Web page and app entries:
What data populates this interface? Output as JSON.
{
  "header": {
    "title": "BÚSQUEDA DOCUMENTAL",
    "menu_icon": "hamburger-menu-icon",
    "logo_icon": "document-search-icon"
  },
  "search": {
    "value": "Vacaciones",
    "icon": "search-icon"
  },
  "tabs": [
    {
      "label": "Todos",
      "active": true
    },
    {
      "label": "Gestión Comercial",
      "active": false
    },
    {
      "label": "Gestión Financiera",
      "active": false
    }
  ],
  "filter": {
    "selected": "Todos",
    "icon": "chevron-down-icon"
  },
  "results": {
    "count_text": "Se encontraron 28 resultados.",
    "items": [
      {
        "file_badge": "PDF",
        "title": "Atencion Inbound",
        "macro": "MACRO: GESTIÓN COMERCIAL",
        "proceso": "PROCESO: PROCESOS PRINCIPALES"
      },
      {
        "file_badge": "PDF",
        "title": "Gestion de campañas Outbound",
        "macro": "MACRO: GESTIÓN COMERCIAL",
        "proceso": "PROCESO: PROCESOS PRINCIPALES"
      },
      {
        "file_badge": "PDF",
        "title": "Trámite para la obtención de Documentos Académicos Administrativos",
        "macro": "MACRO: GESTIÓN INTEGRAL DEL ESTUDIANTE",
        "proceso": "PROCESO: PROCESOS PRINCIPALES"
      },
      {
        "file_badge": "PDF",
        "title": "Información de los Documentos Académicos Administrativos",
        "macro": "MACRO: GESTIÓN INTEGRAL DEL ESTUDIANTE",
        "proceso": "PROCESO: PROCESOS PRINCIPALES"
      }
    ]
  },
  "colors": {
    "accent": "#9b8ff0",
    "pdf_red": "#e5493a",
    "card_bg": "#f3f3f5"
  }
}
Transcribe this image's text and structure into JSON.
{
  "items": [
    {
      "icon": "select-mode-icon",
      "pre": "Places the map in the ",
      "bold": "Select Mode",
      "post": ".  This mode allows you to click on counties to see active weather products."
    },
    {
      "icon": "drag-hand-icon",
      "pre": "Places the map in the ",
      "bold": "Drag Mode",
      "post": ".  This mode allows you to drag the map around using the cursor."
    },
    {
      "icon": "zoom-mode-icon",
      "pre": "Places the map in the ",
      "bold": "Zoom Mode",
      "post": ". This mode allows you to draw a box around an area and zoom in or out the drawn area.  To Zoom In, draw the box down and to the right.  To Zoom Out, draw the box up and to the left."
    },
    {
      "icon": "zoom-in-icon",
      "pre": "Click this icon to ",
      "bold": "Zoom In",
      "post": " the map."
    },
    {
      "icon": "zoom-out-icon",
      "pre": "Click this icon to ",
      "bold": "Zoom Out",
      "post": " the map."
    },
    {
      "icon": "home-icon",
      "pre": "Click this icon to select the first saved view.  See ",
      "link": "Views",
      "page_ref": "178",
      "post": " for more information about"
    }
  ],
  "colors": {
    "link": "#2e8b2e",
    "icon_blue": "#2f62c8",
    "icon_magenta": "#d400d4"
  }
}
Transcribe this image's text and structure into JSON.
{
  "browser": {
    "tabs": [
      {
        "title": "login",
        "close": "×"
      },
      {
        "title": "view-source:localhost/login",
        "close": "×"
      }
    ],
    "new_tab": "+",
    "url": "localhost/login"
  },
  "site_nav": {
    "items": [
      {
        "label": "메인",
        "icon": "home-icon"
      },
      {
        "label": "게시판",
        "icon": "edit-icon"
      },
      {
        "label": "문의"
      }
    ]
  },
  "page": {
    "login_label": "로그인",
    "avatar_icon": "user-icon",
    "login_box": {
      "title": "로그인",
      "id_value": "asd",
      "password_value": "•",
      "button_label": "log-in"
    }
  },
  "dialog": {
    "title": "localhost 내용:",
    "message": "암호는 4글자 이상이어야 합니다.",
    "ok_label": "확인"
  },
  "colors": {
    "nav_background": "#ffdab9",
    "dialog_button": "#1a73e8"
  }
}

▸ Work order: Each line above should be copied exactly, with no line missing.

▸ Task answer:
What data populates this interface? Output as JSON.
{
  "header": {
    "title": "BÚSQUEDA DOCUMENTAL",
    "menu_icon": "hamburger-menu-icon",
    "logo_icon": "document-search-icon"
  },
  "search": {
    "value": "Vacaciones",
    "icon": "search-icon"
  },
  "tabs": [
    {
      "label": "Todos",
      "active": true
    },
    {
      "label": "Gestión Comercial",
      "active": false
    },
    {
      "label": "Gestión Financiera",
      "active": false
    }
  ],
  "filter": {
    "selected": "Todos",
    "icon": "chevron-down-icon"
  },
  "results": {
    "count_text": "Se encontraron 28 resultados.",
    "items": [
      {
        "file_badge": "PDF",
        "title": "Atencion Inbound",
        "macro": "MACRO: GESTIÓN COMERCIAL",
        "proceso": "PROCESO: PROCESOS PRINCIPALES"
      },
      {
        "file_badge": "PDF",
        "title": "Gestion de campañas Outbound",
        "macro": "MACRO: GESTIÓN COMERCIAL",
        "proceso": "PROCESO: PROCESOS PRINCIPALES"
      },
      {
        "file_badge": "PDF",
        "title": "Trámite para la obtención de Documentos Académicos Administrativos",
        "macro": "MACRO: GESTIÓN INTEGRAL DEL ESTUDIANTE",
        "proceso": "PROCESO: PROCESOS PRINCIPALES"
      },
      {
        "file_badge": "PDF",
        "title": "Información de los Documentos Académicos Administrativos",
        "macro": "MACRO: GESTIÓN INTEGRAL DEL ESTUDIANTE",
        "proceso": "PROCESO: PROCESOS PRINCIPALES"
      }
    ]
  },
  "colors": {
    "accent": "#9b8ff0",
    "pdf_red": "#e5493a",
    "card_bg": "#f3f3f5"
  }
}
Transcribe this image's text and structure into JSON.
{
  "items": [
    {
      "icon": "select-mode-icon",
      "pre": "Places the map in the ",
      "bold": "Select Mode",
      "post": ".  This mode allows you to click on counties to see active weather products."
    },
    {
      "icon": "drag-hand-icon",
      "pre": "Places the map in the ",
      "bold": "Drag Mode",
      "post": ".  This mode allows you to drag the map around using the cursor."
    },
    {
      "icon": "zoom-mode-icon",
      "pre": "Places the map in the ",
      "bold": "Zoom Mode",
      "post": ". This mode allows you to draw a box around an area and zoom in or out the drawn area.  To Zoom In, draw the box down and to the right.  To Zoom Out, draw the box up and to the left."
    },
    {
      "icon": "zoom-in-icon",
      "pre": "Click this icon to ",
      "bold": "Zoom In",
      "post": " the map."
    },
    {
      "icon": "zoom-out-icon",
      "pre": "Click this icon to ",
      "bold": "Zoom Out",
      "post": " the map."
    },
    {
      "icon": "home-icon",
      "pre": "Click this icon to select the first saved view.  See ",
      "link": "Views",
      "page_ref": "178",
      "post": " for more information about"
    }
  ],
  "colors": {
    "link": "#2e8b2e",
    "icon_blue": "#2f62c8",
    "icon_magenta": "#d400d4"
  }
}
Transcribe this image's text and structure into JSON.
{
  "browser": {
    "tabs": [
      {
        "title": "login",
        "close": "×"
      },
      {
        "title": "view-source:localhost/login",
        "close": "×"
      }
    ],
    "new_tab": "+",
    "url": "localhost/login"
  },
  "site_nav": {
    "items": [
      {
        "label": "메인",
        "icon": "home-icon"
      },
      {
        "label": "게시판",
        "icon": "edit-icon"
      },
      {
        "label": "문의"
      }
    ]
  },
  "page": {
    "login_label": "로그인",
    "avatar_icon": "user-icon",
    "login_box": {
      "title": "로그인",
      "id_value": "asd",
      "password_value": "•",
      "button_label": "log-in"
    }
  },
  "dialog": {
    "title": "localhost 내용:",
    "message": "암호는 4글자 이상이어야 합니다.",
    "ok_label": "확인"
  },
  "colors": {
    "nav_background": "#ffdab9",
    "dialog_button": "#1a73e8"
  }
}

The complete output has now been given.